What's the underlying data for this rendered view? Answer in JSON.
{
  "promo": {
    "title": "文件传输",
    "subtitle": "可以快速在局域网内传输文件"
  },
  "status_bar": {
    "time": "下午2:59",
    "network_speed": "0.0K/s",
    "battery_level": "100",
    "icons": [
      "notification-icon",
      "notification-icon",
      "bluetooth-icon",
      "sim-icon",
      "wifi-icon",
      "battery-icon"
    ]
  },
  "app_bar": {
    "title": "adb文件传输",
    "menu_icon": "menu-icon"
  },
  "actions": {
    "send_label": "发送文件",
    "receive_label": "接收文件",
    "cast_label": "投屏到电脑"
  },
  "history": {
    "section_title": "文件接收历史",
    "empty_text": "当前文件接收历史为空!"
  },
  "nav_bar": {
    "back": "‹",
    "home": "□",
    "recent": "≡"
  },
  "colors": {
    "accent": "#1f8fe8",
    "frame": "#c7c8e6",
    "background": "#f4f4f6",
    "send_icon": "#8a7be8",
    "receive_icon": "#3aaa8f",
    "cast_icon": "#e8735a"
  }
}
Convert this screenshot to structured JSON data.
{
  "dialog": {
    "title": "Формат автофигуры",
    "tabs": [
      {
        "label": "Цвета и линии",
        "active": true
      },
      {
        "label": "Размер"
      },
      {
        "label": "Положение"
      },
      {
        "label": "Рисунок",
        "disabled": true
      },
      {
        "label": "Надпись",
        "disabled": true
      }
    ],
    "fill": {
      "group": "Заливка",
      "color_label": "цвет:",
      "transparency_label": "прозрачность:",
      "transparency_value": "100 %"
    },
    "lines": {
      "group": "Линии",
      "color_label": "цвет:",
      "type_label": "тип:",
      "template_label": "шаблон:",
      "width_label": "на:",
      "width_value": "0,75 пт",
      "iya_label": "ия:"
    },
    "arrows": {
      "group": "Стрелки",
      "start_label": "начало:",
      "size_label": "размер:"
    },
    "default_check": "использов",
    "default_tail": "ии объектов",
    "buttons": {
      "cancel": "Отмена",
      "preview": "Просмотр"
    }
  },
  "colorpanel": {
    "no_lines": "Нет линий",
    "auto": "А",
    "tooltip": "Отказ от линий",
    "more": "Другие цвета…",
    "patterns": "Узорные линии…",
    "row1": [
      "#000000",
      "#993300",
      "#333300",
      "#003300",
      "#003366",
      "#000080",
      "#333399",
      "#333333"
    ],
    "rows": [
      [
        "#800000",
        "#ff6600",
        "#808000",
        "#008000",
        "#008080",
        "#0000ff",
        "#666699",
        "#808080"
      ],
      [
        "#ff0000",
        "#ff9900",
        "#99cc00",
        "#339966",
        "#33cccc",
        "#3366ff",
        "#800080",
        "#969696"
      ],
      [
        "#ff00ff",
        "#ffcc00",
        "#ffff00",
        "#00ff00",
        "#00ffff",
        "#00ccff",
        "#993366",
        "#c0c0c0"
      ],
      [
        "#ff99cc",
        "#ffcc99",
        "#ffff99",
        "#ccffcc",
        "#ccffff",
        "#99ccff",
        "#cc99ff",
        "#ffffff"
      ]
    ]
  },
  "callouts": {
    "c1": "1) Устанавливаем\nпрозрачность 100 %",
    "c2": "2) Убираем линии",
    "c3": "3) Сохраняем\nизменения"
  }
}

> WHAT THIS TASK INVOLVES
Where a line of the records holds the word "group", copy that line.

> RESPONSE TO THIS TASK
      "group": "Заливка",
      "group": "Линии",
      "group": "Стрелки",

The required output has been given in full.